Only lines with the word "value" are needed; collect each of them from the listing below.
+ + + +
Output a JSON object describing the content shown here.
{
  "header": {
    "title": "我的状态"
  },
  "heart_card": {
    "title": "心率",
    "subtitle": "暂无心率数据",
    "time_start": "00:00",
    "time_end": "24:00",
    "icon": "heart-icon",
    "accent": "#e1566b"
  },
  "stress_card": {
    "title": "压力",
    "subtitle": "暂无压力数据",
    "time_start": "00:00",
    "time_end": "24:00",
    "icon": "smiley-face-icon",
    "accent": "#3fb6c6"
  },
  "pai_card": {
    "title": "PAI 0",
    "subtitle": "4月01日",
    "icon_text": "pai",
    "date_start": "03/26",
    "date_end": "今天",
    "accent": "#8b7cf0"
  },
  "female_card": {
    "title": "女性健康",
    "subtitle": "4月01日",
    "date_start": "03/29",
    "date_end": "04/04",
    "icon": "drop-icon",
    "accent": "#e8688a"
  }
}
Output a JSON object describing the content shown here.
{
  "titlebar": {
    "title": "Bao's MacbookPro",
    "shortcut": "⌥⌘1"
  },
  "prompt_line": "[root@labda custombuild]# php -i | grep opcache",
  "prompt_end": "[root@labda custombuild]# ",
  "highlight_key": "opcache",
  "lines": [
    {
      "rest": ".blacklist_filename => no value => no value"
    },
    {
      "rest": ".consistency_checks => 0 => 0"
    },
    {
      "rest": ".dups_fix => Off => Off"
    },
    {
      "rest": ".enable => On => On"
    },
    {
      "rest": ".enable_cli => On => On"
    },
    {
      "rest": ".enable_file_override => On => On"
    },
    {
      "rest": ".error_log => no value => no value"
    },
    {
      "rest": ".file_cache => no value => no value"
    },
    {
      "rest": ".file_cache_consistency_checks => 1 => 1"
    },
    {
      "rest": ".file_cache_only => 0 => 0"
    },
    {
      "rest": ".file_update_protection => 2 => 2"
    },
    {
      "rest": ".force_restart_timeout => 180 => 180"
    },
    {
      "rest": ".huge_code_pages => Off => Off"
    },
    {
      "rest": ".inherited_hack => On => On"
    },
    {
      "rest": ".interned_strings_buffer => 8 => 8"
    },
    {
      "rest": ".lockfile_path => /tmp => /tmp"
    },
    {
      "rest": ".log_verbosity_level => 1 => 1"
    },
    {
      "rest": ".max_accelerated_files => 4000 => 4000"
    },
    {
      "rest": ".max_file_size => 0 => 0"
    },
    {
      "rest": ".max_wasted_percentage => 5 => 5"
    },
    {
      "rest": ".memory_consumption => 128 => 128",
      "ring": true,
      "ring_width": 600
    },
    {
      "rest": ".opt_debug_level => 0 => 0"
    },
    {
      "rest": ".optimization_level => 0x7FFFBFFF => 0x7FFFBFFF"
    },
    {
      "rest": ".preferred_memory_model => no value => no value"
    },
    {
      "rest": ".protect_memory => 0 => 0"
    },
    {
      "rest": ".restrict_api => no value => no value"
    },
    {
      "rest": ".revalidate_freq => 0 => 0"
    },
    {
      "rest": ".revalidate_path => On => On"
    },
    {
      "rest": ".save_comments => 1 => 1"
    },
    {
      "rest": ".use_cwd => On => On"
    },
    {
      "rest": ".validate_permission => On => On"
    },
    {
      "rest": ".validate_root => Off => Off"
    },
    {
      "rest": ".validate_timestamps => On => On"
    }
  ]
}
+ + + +
**Solution to this exercise**
      "rest": ".blacklist_filename => no value => no value"
      "rest": ".error_log => no value => no value"
      "rest": ".file_cache => no value => no value"
      "rest": ".preferred_memory_model => no value => no value"
      "rest": ".restrict_api => no value => no value"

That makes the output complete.